Genentech continued analyzing trial data after publication. At a recent ACTRIMS 2017 Forum, it revealed that NEDA rates in relapsing patients actually increased as treatment with Ocrevus lengthened, while no such increase was seen among Rebif-treated patients.

It also presented an analysis showing “no evidence of progression” (NEP) in patients with progressive disease. Ocrevus increased NEP by 47% compared to placebo, with a total of 42.7% of patients achieving NEP over the course of the trial.

The drug’s safety profile is surprisingly benign, given its effectiveness. The three trials found a similar extent of adverse events and infections, as well as serious adverse events and serious infections, in both Ocrevus-treated and control groups.

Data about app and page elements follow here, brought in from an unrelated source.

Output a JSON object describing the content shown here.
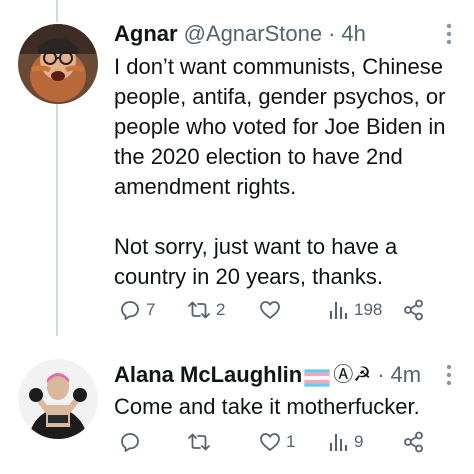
{
  "tweets": [
    {
      "display_name": "Agnar",
      "handle": "@AgnarStone",
      "separator": "·",
      "time": "4h",
      "more_icon": "ellipsis-vertical-icon",
      "paragraphs": [
        "I don’t want communists, Chinese people, antifa, gender psychos, or people who voted for Joe Biden in the 2020 election to have 2nd amendment rights.",
        "Not sorry, just want to have a country in 20 years, thanks."
      ],
      "actions": {
        "replies": "7",
        "retweets": "2",
        "likes": "",
        "views": "198"
      }
    },
    {
      "display_name": "Alana McLaughlin",
      "name_badges": "Ⓐ☭",
      "separator": "·",
      "time": "4m",
      "more_icon": "ellipsis-vertical-icon",
      "paragraphs": [
        "Come and take it motherfucker."
      ],
      "actions": {
        "replies": "",
        "retweets": "",
        "likes": "1",
        "views": "9"
      }
    }
  ],
  "colors": {
    "text_primary": "#0f1419",
    "text_secondary": "#536471",
    "thread_line": "#cfd9de",
    "flag_blue": "#5bcefa",
    "flag_pink": "#f5a9b8",
    "flag_white": "#ffffff"
  }
}
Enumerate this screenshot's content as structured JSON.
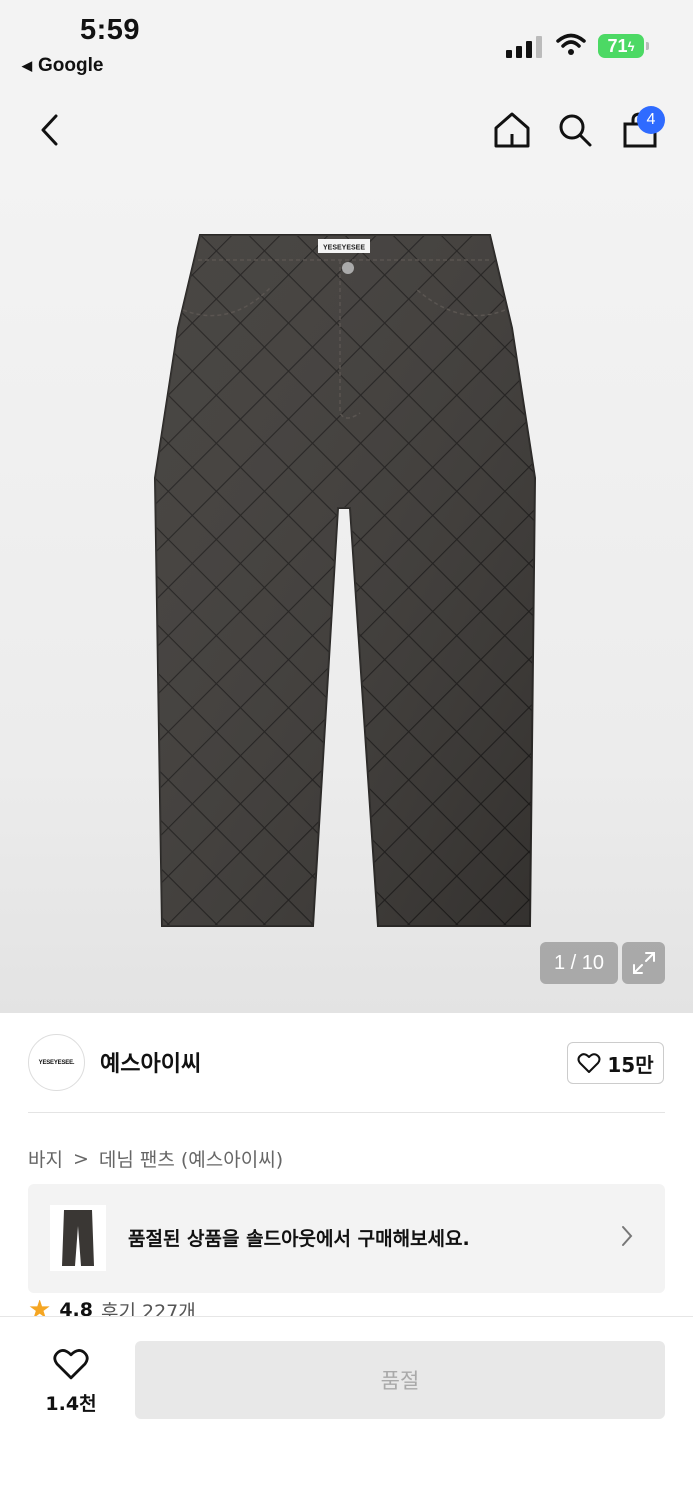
{
  "status_bar": {
    "time": "5:59",
    "back_app": "Google",
    "battery": "71"
  },
  "nav": {
    "cart_count": "4"
  },
  "gallery": {
    "tag_text": "YESEYESEE",
    "pager": "1 / 10"
  },
  "brand": {
    "name": "예스아이씨",
    "logo_text": "YESEYESEE.",
    "likes": "15만"
  },
  "breadcrumb": {
    "category": "바지",
    "separator": ">",
    "subcategory": "데님 팬츠 (예스아이씨)"
  },
  "soldout_banner": {
    "text": "품절된 상품을 솔드아웃에서 구매해보세요."
  },
  "rating": {
    "score": "4.8",
    "reviews": "후기 227개"
  },
  "bottom_bar": {
    "wish_count": "1.4천",
    "buy_label": "품절"
  },
  "colors": {
    "accent": "#2f6bff",
    "battery": "#4cd964",
    "star": "#f5a623"
  }
}
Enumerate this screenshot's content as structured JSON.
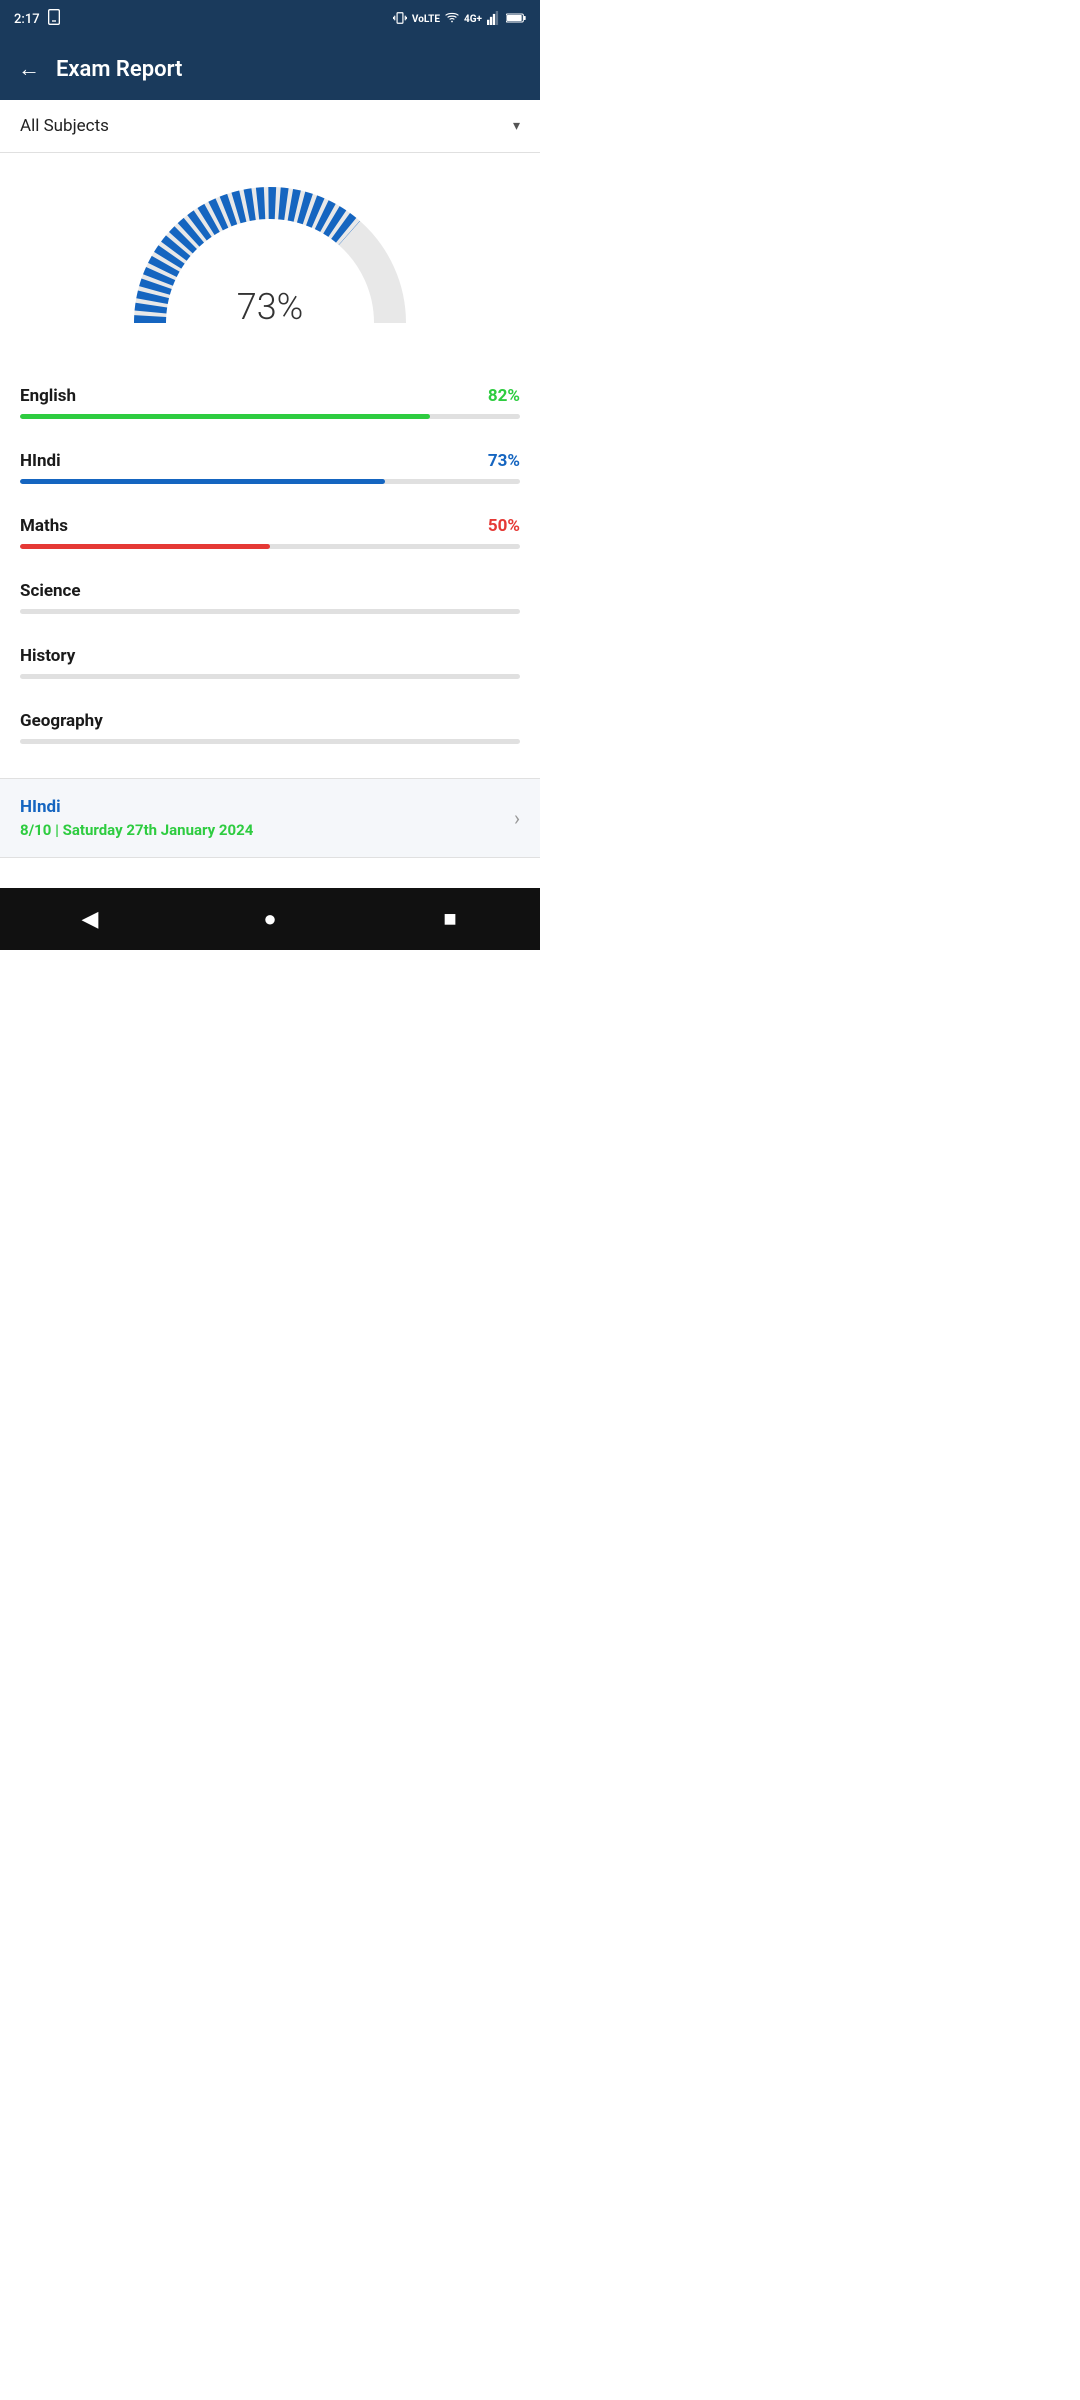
{
  "statusBar": {
    "time": "2:17",
    "icons": [
      "phone-icon",
      "vibrate-icon",
      "volte-icon",
      "wifi-icon",
      "4g-icon",
      "signal-icon",
      "battery-icon"
    ]
  },
  "appBar": {
    "backLabel": "←",
    "title": "Exam Report"
  },
  "subjectDropdown": {
    "label": "All Subjects",
    "chevron": "▾"
  },
  "gauge": {
    "percent": 73,
    "displayText": "73%"
  },
  "subjects": [
    {
      "name": "English",
      "percent": 82,
      "displayPercent": "82%",
      "colorClass": "color-green",
      "fillClass": "fill-green"
    },
    {
      "name": "HIndi",
      "percent": 73,
      "displayPercent": "73%",
      "colorClass": "color-blue",
      "fillClass": "fill-blue"
    },
    {
      "name": "Maths",
      "percent": 50,
      "displayPercent": "50%",
      "colorClass": "color-red",
      "fillClass": "fill-red"
    },
    {
      "name": "Science",
      "percent": 0,
      "displayPercent": "",
      "colorClass": "",
      "fillClass": "fill-gray"
    },
    {
      "name": "History",
      "percent": 0,
      "displayPercent": "",
      "colorClass": "",
      "fillClass": "fill-gray"
    },
    {
      "name": "Geography",
      "percent": 0,
      "displayPercent": "",
      "colorClass": "",
      "fillClass": "fill-gray"
    }
  ],
  "bottomCard": {
    "subject": "HIndi",
    "score": "8/10",
    "scoreSuffix": " | Saturday 27th January 2024",
    "chevron": "›"
  },
  "navBar": {
    "back": "◀",
    "home": "●",
    "recent": "■"
  }
}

Its efficacy, along with this good safety profile, has people suggesting that Ocrevus should, in fact, be considered as a first-line treatment in MS, much as Hauser earlier hinted might be the case.

This optimism is, however, tempered by concerns of increased cancer risks. In all three trials, cancer rates were twice as high among those who received Ocrevus than among respective control group patients.

“Rates of malignancy with ocrelizumab treatment remain within epidemiological reports and no clear relationship between B-cell suppression and malignancy has been established,” said Chin, who also reassured patients that Genentech is working to understand why the rates were numerically higher.

“Patient safety is very important to us and we are committed to closely and continuously monitoring all safety data, including malignancy rates, in ongoing and future clinical studies.”

Orevus’ approval will also allow for the gathering of safety data beyond a clinical trial setting.

“The B-cell saga in MS has provided a cornucopia of surprises, thrilling insights, several disappointments, numerous still-to-be-solved conundrums, and also a few generic lessons,” Hauser wrote in a lecture on the topic in 2015, voicing perhaps what is now obvious: The last word has yet to be said when it comes to B-cell depletion in MS.

Or, indeed, when it comes to Ocrevus itself.